(Beginning of Provided records)

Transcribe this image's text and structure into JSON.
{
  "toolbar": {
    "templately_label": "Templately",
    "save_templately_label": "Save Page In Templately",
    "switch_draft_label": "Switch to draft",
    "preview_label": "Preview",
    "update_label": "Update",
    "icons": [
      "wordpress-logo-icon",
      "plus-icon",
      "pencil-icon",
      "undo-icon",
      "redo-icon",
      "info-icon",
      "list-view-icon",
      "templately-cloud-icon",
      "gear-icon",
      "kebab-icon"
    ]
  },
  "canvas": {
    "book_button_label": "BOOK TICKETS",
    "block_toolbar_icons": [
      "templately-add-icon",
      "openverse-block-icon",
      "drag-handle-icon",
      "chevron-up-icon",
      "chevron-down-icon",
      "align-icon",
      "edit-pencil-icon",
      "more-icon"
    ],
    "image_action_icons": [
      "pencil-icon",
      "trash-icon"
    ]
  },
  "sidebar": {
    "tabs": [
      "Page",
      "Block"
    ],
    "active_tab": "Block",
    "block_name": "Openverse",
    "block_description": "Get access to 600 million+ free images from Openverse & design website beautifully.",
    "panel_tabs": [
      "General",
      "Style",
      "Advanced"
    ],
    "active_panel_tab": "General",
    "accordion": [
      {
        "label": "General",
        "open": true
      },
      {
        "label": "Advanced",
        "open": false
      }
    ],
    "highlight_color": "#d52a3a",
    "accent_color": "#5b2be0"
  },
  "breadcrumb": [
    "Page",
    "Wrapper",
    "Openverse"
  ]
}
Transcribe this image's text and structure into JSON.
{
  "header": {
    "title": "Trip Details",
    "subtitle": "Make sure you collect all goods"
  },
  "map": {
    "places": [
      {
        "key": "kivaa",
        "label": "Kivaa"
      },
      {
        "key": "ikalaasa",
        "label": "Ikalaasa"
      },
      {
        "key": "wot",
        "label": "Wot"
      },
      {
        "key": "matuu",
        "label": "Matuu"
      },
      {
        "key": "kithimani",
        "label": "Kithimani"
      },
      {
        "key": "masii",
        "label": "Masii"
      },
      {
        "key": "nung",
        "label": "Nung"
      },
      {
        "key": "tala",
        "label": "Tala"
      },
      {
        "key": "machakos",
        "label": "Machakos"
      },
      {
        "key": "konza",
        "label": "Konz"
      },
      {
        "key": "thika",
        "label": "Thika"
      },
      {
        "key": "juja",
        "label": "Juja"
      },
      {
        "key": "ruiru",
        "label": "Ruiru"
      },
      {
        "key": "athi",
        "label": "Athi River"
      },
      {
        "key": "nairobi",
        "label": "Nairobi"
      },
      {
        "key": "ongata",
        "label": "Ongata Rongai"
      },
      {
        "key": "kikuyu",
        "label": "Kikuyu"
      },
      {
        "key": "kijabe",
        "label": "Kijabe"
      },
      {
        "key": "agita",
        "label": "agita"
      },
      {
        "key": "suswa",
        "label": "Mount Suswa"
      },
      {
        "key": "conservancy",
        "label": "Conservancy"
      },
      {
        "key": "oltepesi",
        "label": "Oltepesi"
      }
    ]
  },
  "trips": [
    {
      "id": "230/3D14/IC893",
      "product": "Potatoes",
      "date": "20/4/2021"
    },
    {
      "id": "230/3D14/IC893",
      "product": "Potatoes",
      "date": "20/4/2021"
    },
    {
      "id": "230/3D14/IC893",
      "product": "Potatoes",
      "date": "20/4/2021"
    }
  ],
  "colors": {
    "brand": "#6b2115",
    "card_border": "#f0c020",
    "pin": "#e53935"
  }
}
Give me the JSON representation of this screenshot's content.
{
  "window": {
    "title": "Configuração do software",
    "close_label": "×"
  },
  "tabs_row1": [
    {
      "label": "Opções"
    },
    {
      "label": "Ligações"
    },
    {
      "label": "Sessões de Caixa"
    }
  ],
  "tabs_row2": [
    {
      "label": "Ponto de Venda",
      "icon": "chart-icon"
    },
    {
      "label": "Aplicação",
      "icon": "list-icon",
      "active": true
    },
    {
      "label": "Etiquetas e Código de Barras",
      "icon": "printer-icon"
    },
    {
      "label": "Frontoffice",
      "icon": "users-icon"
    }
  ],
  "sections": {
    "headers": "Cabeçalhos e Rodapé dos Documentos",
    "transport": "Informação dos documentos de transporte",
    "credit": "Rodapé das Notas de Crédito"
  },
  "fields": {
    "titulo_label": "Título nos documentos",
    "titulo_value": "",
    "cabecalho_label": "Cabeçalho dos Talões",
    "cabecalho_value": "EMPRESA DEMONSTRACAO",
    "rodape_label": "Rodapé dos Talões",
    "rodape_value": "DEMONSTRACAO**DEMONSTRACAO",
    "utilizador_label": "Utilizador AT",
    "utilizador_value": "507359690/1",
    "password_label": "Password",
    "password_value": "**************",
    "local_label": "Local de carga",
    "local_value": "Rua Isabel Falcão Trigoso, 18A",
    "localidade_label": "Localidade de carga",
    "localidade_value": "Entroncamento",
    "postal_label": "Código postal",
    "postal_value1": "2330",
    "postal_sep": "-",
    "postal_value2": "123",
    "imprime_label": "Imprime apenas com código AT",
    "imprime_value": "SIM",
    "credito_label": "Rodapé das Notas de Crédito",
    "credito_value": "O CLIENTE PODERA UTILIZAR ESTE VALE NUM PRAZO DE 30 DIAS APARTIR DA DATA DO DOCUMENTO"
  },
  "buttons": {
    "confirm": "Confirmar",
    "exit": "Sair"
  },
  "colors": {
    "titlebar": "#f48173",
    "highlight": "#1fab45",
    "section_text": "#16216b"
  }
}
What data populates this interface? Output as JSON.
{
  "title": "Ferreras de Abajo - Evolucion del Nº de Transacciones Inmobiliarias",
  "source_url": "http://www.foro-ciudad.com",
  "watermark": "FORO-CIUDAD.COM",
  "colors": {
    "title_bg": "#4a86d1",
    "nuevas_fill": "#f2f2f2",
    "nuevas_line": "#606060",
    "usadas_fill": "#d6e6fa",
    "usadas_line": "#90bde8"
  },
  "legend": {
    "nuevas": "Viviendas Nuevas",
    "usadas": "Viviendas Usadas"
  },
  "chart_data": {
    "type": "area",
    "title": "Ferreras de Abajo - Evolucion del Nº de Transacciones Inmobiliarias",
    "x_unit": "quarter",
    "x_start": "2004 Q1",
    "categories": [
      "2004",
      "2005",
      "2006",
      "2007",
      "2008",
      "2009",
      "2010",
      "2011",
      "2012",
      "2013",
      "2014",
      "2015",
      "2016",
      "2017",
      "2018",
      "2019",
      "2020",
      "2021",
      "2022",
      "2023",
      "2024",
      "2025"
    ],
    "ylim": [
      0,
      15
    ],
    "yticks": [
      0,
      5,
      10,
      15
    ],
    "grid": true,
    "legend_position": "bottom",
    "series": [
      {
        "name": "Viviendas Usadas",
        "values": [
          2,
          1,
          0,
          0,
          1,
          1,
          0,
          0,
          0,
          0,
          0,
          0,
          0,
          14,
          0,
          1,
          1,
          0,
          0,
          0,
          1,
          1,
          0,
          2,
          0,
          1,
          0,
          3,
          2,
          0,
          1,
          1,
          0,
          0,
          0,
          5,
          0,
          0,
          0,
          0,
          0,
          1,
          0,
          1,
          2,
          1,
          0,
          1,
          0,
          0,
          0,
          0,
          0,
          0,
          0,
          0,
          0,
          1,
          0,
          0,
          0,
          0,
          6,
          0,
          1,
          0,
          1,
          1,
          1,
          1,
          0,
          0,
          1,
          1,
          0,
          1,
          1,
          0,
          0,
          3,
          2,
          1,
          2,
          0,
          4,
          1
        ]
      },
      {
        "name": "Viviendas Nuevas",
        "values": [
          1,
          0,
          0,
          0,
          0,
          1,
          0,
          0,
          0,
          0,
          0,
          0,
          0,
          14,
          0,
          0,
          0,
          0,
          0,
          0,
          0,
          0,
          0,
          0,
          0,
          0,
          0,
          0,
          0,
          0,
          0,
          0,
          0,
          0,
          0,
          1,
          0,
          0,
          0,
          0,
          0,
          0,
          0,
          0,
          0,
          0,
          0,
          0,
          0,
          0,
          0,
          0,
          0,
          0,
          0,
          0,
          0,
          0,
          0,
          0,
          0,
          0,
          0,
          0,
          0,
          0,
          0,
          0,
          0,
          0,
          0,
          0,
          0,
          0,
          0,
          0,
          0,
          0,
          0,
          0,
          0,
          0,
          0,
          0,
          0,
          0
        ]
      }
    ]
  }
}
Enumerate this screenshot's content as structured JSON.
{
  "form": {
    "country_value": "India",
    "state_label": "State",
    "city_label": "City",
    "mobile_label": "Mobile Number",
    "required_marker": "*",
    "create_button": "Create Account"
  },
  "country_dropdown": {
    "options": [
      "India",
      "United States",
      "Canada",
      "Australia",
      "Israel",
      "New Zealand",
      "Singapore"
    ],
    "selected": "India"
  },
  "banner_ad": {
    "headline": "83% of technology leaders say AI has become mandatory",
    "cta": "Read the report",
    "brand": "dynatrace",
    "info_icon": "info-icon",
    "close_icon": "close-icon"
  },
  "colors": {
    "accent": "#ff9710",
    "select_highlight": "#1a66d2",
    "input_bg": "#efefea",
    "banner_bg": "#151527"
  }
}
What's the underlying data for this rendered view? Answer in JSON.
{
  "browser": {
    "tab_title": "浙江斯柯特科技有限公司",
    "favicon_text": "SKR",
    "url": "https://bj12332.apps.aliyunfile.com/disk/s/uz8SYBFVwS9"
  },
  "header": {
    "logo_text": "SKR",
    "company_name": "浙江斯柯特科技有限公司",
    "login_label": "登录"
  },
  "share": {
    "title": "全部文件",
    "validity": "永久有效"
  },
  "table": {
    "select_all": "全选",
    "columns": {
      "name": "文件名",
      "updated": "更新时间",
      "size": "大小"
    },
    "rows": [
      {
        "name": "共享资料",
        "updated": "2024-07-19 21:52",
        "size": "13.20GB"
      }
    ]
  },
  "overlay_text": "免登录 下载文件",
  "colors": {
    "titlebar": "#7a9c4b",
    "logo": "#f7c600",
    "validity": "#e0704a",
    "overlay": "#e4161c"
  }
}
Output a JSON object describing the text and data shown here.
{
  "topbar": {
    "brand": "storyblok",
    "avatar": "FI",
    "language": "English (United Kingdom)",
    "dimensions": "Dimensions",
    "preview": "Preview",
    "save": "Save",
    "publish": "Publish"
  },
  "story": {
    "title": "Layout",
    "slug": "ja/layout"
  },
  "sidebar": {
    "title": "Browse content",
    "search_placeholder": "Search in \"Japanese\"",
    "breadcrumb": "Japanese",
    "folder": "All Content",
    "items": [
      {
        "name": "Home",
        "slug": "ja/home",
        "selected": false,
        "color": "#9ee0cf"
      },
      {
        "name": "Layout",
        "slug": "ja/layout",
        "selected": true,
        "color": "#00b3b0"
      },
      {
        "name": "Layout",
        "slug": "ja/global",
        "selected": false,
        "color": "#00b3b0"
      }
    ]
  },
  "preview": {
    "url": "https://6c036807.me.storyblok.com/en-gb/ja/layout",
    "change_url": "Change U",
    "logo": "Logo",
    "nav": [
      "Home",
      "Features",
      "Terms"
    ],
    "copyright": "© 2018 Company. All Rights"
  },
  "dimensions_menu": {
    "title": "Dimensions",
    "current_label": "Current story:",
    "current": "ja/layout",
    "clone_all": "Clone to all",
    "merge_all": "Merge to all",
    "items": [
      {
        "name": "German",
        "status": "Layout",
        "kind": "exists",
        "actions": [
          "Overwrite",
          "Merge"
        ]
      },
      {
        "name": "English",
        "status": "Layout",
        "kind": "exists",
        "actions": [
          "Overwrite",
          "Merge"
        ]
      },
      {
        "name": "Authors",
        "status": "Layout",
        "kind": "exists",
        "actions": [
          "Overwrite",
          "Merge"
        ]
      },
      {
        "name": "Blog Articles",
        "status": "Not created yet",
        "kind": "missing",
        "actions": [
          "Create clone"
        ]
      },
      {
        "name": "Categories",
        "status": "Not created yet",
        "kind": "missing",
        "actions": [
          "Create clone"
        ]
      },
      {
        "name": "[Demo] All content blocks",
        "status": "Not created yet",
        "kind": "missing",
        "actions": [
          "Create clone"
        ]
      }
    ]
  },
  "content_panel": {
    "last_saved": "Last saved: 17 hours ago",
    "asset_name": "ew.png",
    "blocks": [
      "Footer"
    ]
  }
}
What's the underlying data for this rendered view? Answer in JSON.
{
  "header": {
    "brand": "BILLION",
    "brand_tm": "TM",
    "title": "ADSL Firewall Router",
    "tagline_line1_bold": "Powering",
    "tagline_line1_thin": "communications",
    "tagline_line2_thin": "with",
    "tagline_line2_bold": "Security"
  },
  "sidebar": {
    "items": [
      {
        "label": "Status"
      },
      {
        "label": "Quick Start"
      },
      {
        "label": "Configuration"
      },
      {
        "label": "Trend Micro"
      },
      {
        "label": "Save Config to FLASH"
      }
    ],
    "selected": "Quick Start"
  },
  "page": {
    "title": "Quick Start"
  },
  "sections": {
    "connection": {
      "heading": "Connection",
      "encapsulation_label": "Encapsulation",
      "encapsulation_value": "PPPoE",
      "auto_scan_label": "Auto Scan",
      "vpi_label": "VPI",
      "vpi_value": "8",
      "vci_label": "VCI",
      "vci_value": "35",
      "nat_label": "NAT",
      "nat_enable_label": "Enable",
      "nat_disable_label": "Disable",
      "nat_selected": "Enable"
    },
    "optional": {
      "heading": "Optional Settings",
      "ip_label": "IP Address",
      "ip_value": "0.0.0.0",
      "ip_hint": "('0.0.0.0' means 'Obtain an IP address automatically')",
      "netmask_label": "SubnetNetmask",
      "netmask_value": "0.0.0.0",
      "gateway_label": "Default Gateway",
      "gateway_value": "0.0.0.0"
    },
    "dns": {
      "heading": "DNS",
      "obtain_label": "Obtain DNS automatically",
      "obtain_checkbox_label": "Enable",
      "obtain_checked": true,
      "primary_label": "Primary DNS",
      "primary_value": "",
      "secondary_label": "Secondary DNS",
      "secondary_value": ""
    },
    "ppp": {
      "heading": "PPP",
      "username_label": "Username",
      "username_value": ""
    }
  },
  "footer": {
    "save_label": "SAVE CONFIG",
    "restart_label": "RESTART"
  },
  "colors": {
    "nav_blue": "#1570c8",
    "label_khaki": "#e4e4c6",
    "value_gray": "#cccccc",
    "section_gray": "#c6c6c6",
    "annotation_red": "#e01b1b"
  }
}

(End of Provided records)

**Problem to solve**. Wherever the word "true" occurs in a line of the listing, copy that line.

**Task result**.
        "open": true
      "active": true
    "grid": true,
        "selected": true,
      "obtain_checked": true,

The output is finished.